- Task goal -
The word "Tandarts" may appear in lines of the data; say how many such lines there are, with nothing beyond the number.

START Input material

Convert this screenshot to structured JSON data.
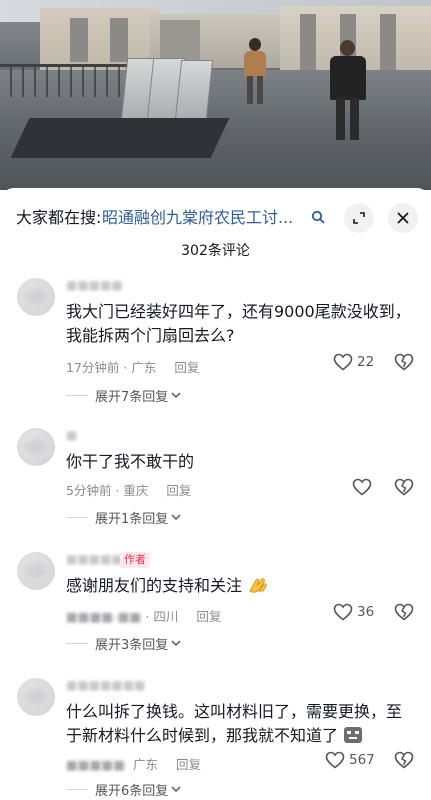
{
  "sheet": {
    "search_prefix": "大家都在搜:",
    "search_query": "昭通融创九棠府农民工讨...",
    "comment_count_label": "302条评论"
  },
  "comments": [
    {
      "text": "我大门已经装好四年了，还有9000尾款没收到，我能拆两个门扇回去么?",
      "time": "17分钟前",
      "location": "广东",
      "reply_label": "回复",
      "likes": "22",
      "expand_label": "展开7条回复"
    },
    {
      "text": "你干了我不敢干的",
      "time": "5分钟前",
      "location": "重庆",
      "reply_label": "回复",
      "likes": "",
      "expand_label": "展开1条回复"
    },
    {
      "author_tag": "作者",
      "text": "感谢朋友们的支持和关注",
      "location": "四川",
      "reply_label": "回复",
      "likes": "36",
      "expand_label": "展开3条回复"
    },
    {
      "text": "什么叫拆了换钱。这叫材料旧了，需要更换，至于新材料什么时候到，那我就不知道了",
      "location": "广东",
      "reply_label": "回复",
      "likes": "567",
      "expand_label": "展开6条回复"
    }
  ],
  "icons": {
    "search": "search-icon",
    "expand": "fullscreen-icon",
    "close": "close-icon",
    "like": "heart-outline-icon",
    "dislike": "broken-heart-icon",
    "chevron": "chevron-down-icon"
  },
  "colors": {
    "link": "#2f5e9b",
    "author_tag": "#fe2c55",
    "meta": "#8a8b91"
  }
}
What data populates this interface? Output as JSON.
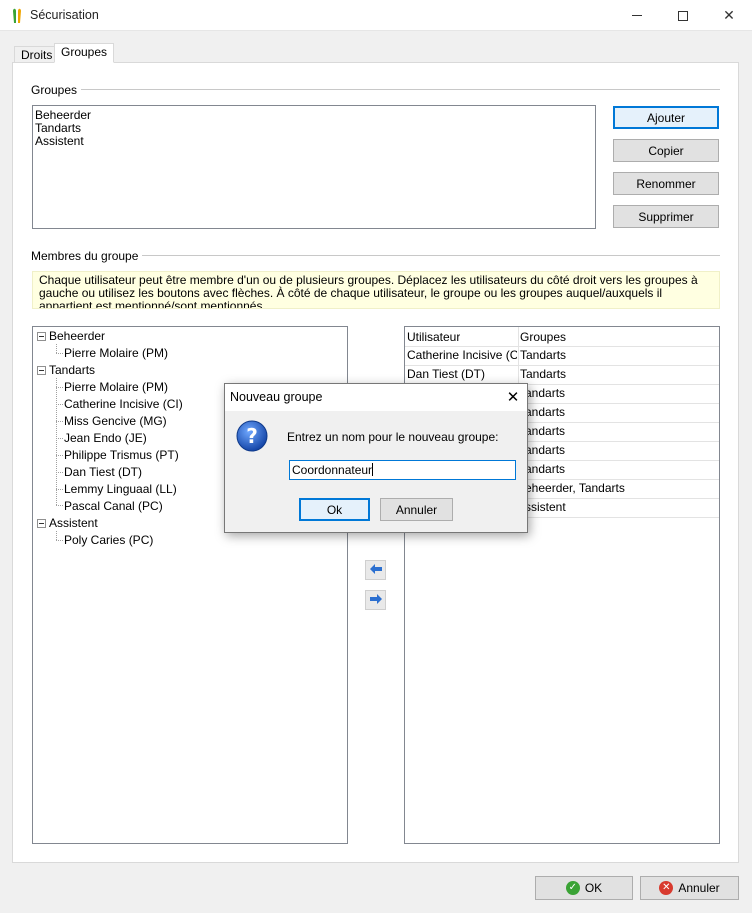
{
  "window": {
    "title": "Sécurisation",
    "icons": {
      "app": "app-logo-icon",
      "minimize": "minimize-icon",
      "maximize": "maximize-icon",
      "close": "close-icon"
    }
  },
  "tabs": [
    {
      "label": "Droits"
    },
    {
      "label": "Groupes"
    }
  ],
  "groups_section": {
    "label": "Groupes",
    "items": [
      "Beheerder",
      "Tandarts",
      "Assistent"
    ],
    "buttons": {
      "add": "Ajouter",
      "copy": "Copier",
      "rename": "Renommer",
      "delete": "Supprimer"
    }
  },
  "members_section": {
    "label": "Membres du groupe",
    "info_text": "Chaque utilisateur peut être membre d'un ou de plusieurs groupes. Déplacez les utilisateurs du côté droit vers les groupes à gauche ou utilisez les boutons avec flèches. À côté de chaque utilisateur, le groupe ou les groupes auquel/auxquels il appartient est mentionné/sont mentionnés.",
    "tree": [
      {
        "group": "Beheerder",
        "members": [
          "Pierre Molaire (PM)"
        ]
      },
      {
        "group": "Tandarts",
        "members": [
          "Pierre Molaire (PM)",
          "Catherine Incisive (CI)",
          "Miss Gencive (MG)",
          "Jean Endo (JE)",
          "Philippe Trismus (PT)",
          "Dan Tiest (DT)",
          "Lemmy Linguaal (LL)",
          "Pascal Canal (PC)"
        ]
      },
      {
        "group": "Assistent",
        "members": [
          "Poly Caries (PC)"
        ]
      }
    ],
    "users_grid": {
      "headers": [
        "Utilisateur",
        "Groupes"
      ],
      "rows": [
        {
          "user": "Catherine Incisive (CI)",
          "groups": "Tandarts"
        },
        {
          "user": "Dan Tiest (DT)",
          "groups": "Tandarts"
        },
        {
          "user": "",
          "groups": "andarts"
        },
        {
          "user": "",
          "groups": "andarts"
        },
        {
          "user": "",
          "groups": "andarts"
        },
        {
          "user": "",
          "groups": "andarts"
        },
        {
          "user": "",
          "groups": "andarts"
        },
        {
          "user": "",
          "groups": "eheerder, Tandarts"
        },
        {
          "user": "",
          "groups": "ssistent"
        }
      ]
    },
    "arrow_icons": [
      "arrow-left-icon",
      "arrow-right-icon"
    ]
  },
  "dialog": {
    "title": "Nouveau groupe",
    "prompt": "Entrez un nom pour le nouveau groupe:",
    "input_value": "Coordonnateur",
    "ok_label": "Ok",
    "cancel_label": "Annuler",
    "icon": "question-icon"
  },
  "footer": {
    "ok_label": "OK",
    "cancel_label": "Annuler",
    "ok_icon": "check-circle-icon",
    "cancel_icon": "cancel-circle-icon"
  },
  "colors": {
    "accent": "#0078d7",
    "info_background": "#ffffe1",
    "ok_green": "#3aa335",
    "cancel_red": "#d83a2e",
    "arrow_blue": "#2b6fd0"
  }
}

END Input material

- Solution for this problem -
5